Desert, Dogs and Dutch Ovens

January 12, 2020. As I write this we’re nine days into an 11 day road trip, making a circuit through Joshua Tree, Mojave and Death Valley. It seems like the theme for this trip is desert, dogs and Dutch ovens. We like to travel with our dog Carson, and winter camping seems to be conducive to Dutch Oven cooking. After sunset I can put the camera away, start the coals for the Dutch Oven, and build a campfire.

We even used the Dutch Oven to thaw out Carson’s water dish after it had frozen solid one morning; that after we had fired up the oven to reheat some quiche from a previous breakfast. Our journey started on Saturday, January 4, with a drive to Red Rock Canyon State Park. Camp fees seemed a little steep there, but the location is worth it. Dogs need to be on leash, which is the rule for many of the places we visited. There is BLM land nearby where dispersed camping is available for free. We paid $23 for the night at Red Rock and that included a $2 senior discount. In the evening we fired up the Dutch Oven to cook cod with lemon and capers. Joann cooked a risotto dish to go along with it. A gourmet meal.

The next morning we were in no rush to hit the road so we fired up the oven again and cooked a mushroom and brie breakfast strada. Absolutely scrumptious, with enough left over to feed us for another breakfast and more.

From Red Rock we drove to Joshua Tree National Park. When we got to Hidden Valley Campground we were discouraged to see a “Campground Full” sign at the entrance, but we decided to take a look anyway and found one open site. We spent two nights and I took the opportunity to wander around for two mornings and one evening looking for early morning and evening landscape photography opportunities. Hidden Valley has interesting rock outcroppings as well as some nice stands of Joshua trees. As a popular spot for rock climbers, camping spaces are scarce. I’ll post more about the landscape photography in another post. It’s hard enough to condense eight days of travel into one blog post.

While wandering through Joshua Tree we managed to do the short nature walk at Hidden Valley. We alternated walking the trail while the other walked the dog around the parking and picnic areas. We also explored some of the other campgrounds and noted that there was plenty of camping available at Jumbo Rocks and Belle. We also drove down to the Cholla Garden which is an amazingly dense stand of cholla cactus.

On January 7 we drove to the Mojave National Preserve where we decided to camp at Kelso Dunes. This is a primitive campground with no running water or facilities except for a few fire rings. There was one other camper about a quarter mile from us. We took a hike up the sand dunes letting Carson wander off-leash, returning to camp just as the sky was going dark following a blazing sunset. With a near-full moon rising to the east we had light to find our way as darkness approached.

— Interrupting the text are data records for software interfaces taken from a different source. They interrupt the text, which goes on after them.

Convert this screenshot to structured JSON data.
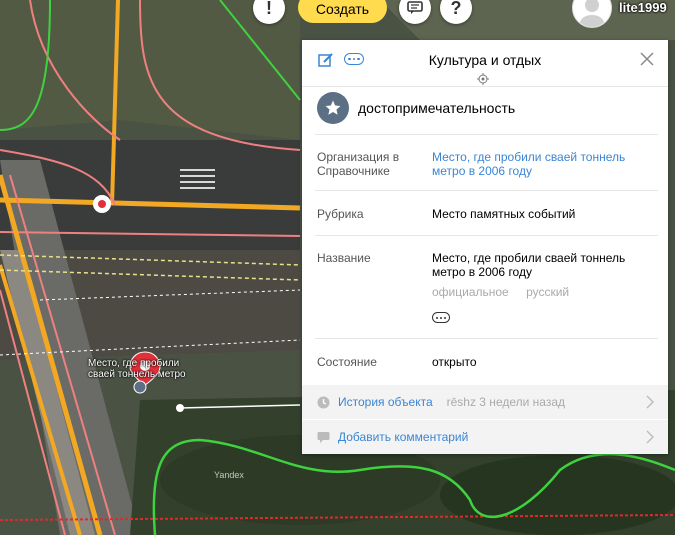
{
  "topbar": {
    "alert_icon": "exclamation-icon",
    "create_label": "Создать",
    "feedback_icon": "chat-icon",
    "help_icon": "question-icon",
    "alert_glyph": "!",
    "help_glyph": "?",
    "username": "lite1999"
  },
  "panel": {
    "title": "Культура и отдых",
    "category": "достопримечательность",
    "fields": {
      "org_label": "Организация в Справочнике",
      "org_value": "Место, где пробили сваей тоннель метро в 2006 году",
      "rubric_label": "Рубрика",
      "rubric_value": "Место памятных событий",
      "name_label": "Название",
      "name_value": "Место, где пробили сваей тоннель метро в 2006 году",
      "name_tag_official": "официальное",
      "name_tag_lang": "русский",
      "state_label": "Состояние",
      "state_value": "открыто"
    },
    "history": {
      "label": "История объекта",
      "meta": "rēshz 3 недели назад"
    },
    "comment": {
      "label": "Добавить комментарий"
    }
  },
  "map": {
    "poi_label": "Место, где пробили сваей тоннель метро",
    "watermark": "Yandex"
  },
  "colors": {
    "accent_yellow": "#ffdb4d",
    "link_blue": "#3a86d4",
    "marker_red": "#e0303a",
    "poi_blue": "#5b6f85"
  }
}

From Mojave we drove to Death Valley where we spent one night camped at the Oasis in Furnace Creek. Our motivation was to find hot showers and do some laundry. We camped at Fiddler’s Camp, an RV camp behind the gas station. $24 with showers and pool access included. We also took advantage of the food facilities and ate dinner and breakfast in the luxury of the Furnace Creek Ranch.

Furnace Creek is a good spot to spend a night or two if you want to see some of the more popular attractions of the park. We were intent on seeing some of the less popular locations. In the morning we drove the short distance to Twenty Mule Team Canyon which the park literature suggested was a good spot to walk a dog. We drove in the canyon a short distance, parked the truck and took a two mile walk with Carson on-leash. Dogs are not permitted on the trails in the park, but they are permitted on roads; this is a lightly used dirt road, perfect for walking the dog.

After walking the dog we topped off the fuel tank, anticipating a good 200 miles or so of driving before we could expect another gas station. From Furnace Creek we drove to Mesquite Springs Campground where we spent a very windy night. We were happy to be in the camper rather than a tent. With the propane heater going we were cozy even with a chilly wind blowing outside.

The next morning we drove to the Racetrack Playa with a stop for lunch at Teakettle Junction. The Racetrack is a perfectly flat playa. Near the southern end of the playa there are some truly bizarre trails left by rocks. When conditions are right a thin film of water freezes and thaws in such a way that fierce winds move the rocks leaving trails. Some of these trails go for hundreds of feet. It’s a truly mind bending experience to imagine how these rocks can move. We arrived at about 3 in the afternoon and found good lighting, using the glint of the sun on the playa to photograph the rock trails.

Getting to the Racetrack Playa is a bit of a chore. It’s a dirt road marked as a 4×4 road, and a two hour drive to cover the 27 mile distance over washboard and gravel.

From the playa we drove the short distance to Homestake campground, another primitive campground with no facilities. We had the campground to ourselves. Here we fired up the Dutch Oven to cook Eggplant Parmesan and we ate dinner by the campfire while we watched the full moon rise over the mountains to the east. With nobody else in sight we let Carson have free run of the campground.